Take three pints of the best brandy, as much spring-water, a pint or better of the best lime-juice, a pound of double refined sugar. This punch is better than weaker punch, for it does not so easily affect the head, by reason of the large quantity of lime-juice more than common, and it is more grateful and comfortable to the stomach.
Punch for chambermaids
Take a quart of water, a quarter of a pint of Lime-juice; squeeze in also the juice of a Seville orange and a lemon; put in six ounces of fine sugar; strain all through a strainer, three times till it is very clear then put in a pint of brandy, and half a pint of white-wine.
A bill of fare for Christmas Day
and how to set the meat in order
A collar of brawn
Stewed broth of mutton with marrow bones
A grand sallet
A pottage of caponets
A breast of veal in stoffado
A boil’d partridge
A chine of beef, or sirloin roast
A jegote of mutton with anchove sauce
A made dish of sweetbread
A swan roast
A pasty of venison
A kid with a pudding in his belly
A steak pie
A hanch of vension, roasted
A turkey roast and stuck with cloves
A made dish of chickens in puff paste
Two bran geese roasted, one larded
Two large capons
The second course for the
Oranges and lemons
A young lamb or kid
Two couple of rabbits, two larded
A pig souc’t with tongues
Three ducks, one larded
Three pheasants, one larded
A swan pye
Three brace of partridge, three larded,
made dish in puff paste
Bolonia sausages, and anchovies, mushrooms, and cavieate, and pickled oysters in a dish
Six eels, three larded
A gammon of Westphalia bacon
Ten plovers, five larded
A quince pye, or warden pie
Six woodcocks, three larded
A standing tart in puff paste, preserved
fruits, pippins, etc
A dish of larks
Six dried neats tongues
Powdered geese, jellies
From Robert May, The Accomplisht Cook,

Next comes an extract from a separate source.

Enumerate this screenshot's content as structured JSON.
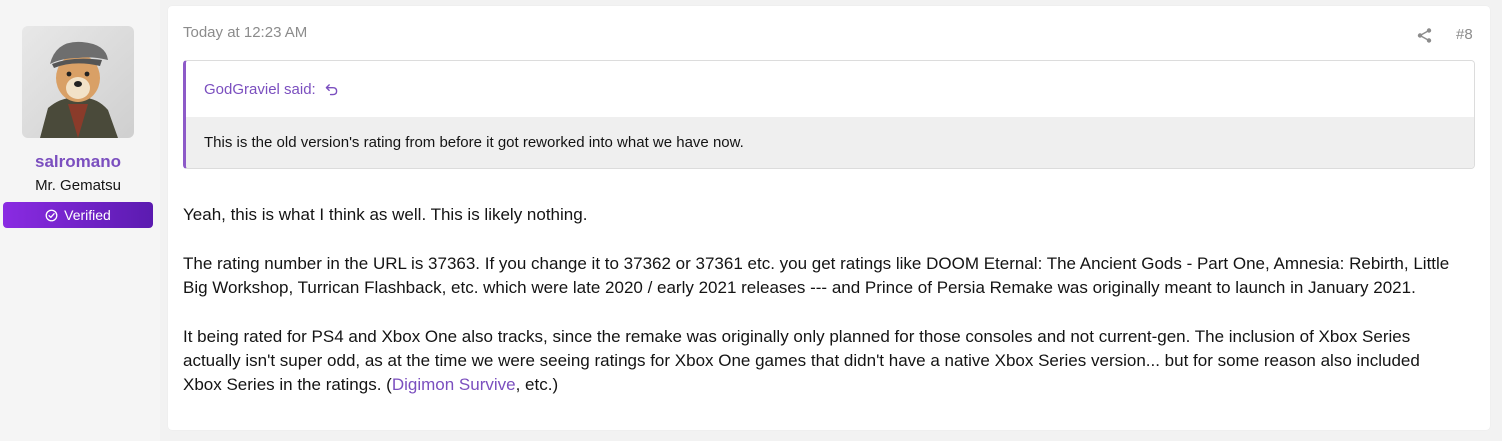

Ivan Day is a food historian, curator and chef who features in BBC TV series The Hairy Bikers Best of British. He also runs two-day historic cookery courses from his kitchen in Cumbria.
Photos by Dave Willis